Another tenuous game to include in this article is Schnapp, published by Haba in 1993. This is not yet another board game about sports, but rather it is a sport in and of itself. For those truly varsity geeks, Schnapp provides an amusing physical challenge like none other. This game involves a group of four people (or eight people in four teams of two people each) gathering around the table and taking turn launching wooden discs into the air using a miniature see-saw board. Everyone tries to recognize what color was on the underside of the disc and you try to grab the disc if it's your assigned color. As you can imagine, a lot of bumping and shoving results during this raucous game. You may end up destroying your living room in the process, but I guarantee youíll have fun doing it and get quite a workout too. So if youíre sick of just playing board games that simulate soccer, cycling, and football, then stand up, push back your chair, and start launching Schnapp discs into the air. It may be the geekiest sport, but itís truly a sport in a board game rather than just another board game with a sports theme.
Missing in Action
I would be remiss if I didnít close by mentioning a few sports board games that I havenít tried yet but am eager to try sometime. First and foremost are Pizza Box Football from 2005 and Pizza Box Baseball from 2008. As you might imagine, both of these games come in boxes shaped like their titular pizza boxes. I gather they both use a rock-paper-scissors mechanic (like Adel Verpflichtet and Basari) as each player tries to outguess their opponent when selecting their move (like Piranha Pedro). Secondly Iíd like to try a pair of soccer dexterity games. These are Subbuteo and Weykick. The former is a flicking dexterity game (ŗ la Crokinole), while the latter appears to be more like air hockey as players move their footballers around to knock a marble into their opponentís goal. The particularly unique feature of Weykick is that players control their footballers by moving magnets beneath the playing surface, which moves the magnetic footballers around the pitch. Both of these soccer dexterity games would seem to contrast nicely with the abstract thoughtfulness of StreetSoccer. With that being said, Cornť van Moorselís StreetSoccer still reigns supreme in my mind and takes home the gold in this varsity geek battle for best board game about sports.

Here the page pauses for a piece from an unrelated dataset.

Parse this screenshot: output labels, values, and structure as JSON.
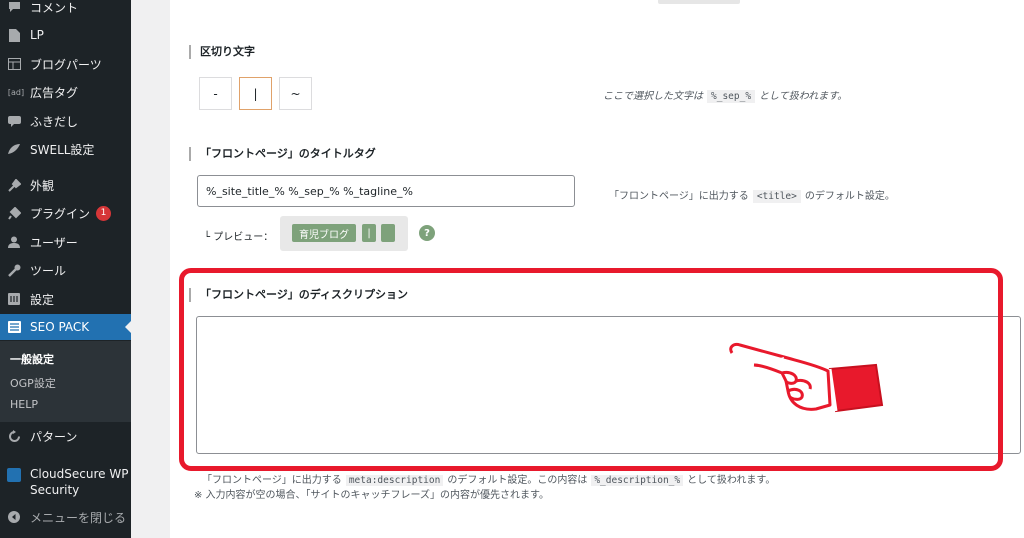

(See Boardgame News for an edited version of this article plus additional comments on it)